[[ Data for analysis, beginning ]]

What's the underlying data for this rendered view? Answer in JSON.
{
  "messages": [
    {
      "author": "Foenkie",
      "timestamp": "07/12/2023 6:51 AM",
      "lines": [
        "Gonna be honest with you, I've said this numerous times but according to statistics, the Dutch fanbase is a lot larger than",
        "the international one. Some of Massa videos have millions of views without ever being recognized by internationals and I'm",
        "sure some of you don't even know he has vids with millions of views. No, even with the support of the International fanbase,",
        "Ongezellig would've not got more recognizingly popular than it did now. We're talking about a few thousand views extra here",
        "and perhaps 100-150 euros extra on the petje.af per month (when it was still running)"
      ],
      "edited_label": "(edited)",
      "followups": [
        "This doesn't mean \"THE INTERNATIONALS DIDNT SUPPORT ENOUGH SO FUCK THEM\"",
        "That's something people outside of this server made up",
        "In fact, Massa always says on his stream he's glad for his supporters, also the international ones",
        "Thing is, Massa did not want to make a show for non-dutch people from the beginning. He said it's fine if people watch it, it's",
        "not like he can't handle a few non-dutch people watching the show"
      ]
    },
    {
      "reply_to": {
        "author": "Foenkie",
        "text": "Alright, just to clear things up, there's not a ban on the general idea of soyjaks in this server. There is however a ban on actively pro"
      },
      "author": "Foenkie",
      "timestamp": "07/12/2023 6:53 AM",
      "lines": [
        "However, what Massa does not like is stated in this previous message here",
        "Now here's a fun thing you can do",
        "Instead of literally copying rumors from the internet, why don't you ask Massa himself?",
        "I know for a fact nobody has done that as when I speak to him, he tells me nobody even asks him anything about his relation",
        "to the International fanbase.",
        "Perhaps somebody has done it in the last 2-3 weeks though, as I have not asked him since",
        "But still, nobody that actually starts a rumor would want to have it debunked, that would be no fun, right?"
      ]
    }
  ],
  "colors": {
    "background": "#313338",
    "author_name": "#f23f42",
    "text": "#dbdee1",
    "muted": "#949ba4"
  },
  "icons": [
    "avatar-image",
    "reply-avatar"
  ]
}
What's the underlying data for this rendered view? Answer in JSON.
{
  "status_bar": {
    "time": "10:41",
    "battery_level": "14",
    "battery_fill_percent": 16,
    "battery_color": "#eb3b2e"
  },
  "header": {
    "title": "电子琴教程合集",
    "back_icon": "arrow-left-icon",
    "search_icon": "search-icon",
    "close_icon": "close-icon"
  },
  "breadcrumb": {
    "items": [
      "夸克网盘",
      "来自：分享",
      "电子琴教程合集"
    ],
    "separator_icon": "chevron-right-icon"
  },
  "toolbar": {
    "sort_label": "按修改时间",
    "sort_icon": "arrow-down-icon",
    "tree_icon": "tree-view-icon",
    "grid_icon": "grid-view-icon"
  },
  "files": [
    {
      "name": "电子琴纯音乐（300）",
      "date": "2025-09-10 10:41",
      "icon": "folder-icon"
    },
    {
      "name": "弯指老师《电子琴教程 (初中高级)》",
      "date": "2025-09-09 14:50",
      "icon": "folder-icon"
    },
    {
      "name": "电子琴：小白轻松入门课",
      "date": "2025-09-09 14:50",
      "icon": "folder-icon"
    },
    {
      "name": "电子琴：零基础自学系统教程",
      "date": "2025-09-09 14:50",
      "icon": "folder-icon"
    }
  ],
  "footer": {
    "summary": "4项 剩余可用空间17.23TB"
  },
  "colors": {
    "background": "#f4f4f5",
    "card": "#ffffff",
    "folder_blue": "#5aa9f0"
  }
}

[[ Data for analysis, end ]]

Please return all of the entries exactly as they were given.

- _Result below_:
What's the underlying data for this rendered view? Answer in JSON.
{
  "messages": [
    {
      "author": "Foenkie",
      "timestamp": "07/12/2023 6:51 AM",
      "lines": [
        "Gonna be honest with you, I've said this numerous times but according to statistics, the Dutch fanbase is a lot larger than",
        "the international one. Some of Massa videos have millions of views without ever being recognized by internationals and I'm",
        "sure some of you don't even know he has vids with millions of views. No, even with the support of the International fanbase,",
        "Ongezellig would've not got more recognizingly popular than it did now. We're talking about a few thousand views extra here",
        "and perhaps 100-150 euros extra on the petje.af per month (when it was still running)"
      ],
      "edited_label": "(edited)",
      "followups": [
        "This doesn't mean \"THE INTERNATIONALS DIDNT SUPPORT ENOUGH SO FUCK THEM\"",
        "That's something people outside of this server made up",
        "In fact, Massa always says on his stream he's glad for his supporters, also the international ones",
        "Thing is, Massa did not want to make a show for non-dutch people from the beginning. He said it's fine if people watch it, it's",
        "not like he can't handle a few non-dutch people watching the show"
      ]
    },
    {
      "reply_to": {
        "author": "Foenkie",
        "text": "Alright, just to clear things up, there's not a ban on the general idea of soyjaks in this server. There is however a ban on actively pro"
      },
      "author": "Foenkie",
      "timestamp": "07/12/2023 6:53 AM",
      "lines": [
        "However, what Massa does not like is stated in this previous message here",
        "Now here's a fun thing you can do",
        "Instead of literally copying rumors from the internet, why don't you ask Massa himself?",
        "I know for a fact nobody has done that as when I speak to him, he tells me nobody even asks him anything about his relation",
        "to the International fanbase.",
        "Perhaps somebody has done it in the last 2-3 weeks though, as I have not asked him since",
        "But still, nobody that actually starts a rumor would want to have it debunked, that would be no fun, right?"
      ]
    }
  ],
  "colors": {
    "background": "#313338",
    "author_name": "#f23f42",
    "text": "#dbdee1",
    "muted": "#949ba4"
  },
  "icons": [
    "avatar-image",
    "reply-avatar"
  ]
}
What's the underlying data for this rendered view? Answer in JSON.
{
  "status_bar": {
    "time": "10:41",
    "battery_level": "14",
    "battery_fill_percent": 16,
    "battery_color": "#eb3b2e"
  },
  "header": {
    "title": "电子琴教程合集",
    "back_icon": "arrow-left-icon",
    "search_icon": "search-icon",
    "close_icon": "close-icon"
  },
  "breadcrumb": {
    "items": [
      "夸克网盘",
      "来自：分享",
      "电子琴教程合集"
    ],
    "separator_icon": "chevron-right-icon"
  },
  "toolbar": {
    "sort_label": "按修改时间",
    "sort_icon": "arrow-down-icon",
    "tree_icon": "tree-view-icon",
    "grid_icon": "grid-view-icon"
  },
  "files": [
    {
      "name": "电子琴纯音乐（300）",
      "date": "2025-09-10 10:41",
      "icon": "folder-icon"
    },
    {
      "name": "弯指老师《电子琴教程 (初中高级)》",
      "date": "2025-09-09 14:50",
      "icon": "folder-icon"
    },
    {
      "name": "电子琴：小白轻松入门课",
      "date": "2025-09-09 14:50",
      "icon": "folder-icon"
    },
    {
      "name": "电子琴：零基础自学系统教程",
      "date": "2025-09-09 14:50",
      "icon": "folder-icon"
    }
  ],
  "footer": {
    "summary": "4项 剩余可用空间17.23TB"
  },
  "colors": {
    "background": "#f4f4f5",
    "card": "#ffffff",
    "folder_blue": "#5aa9f0"
  }
}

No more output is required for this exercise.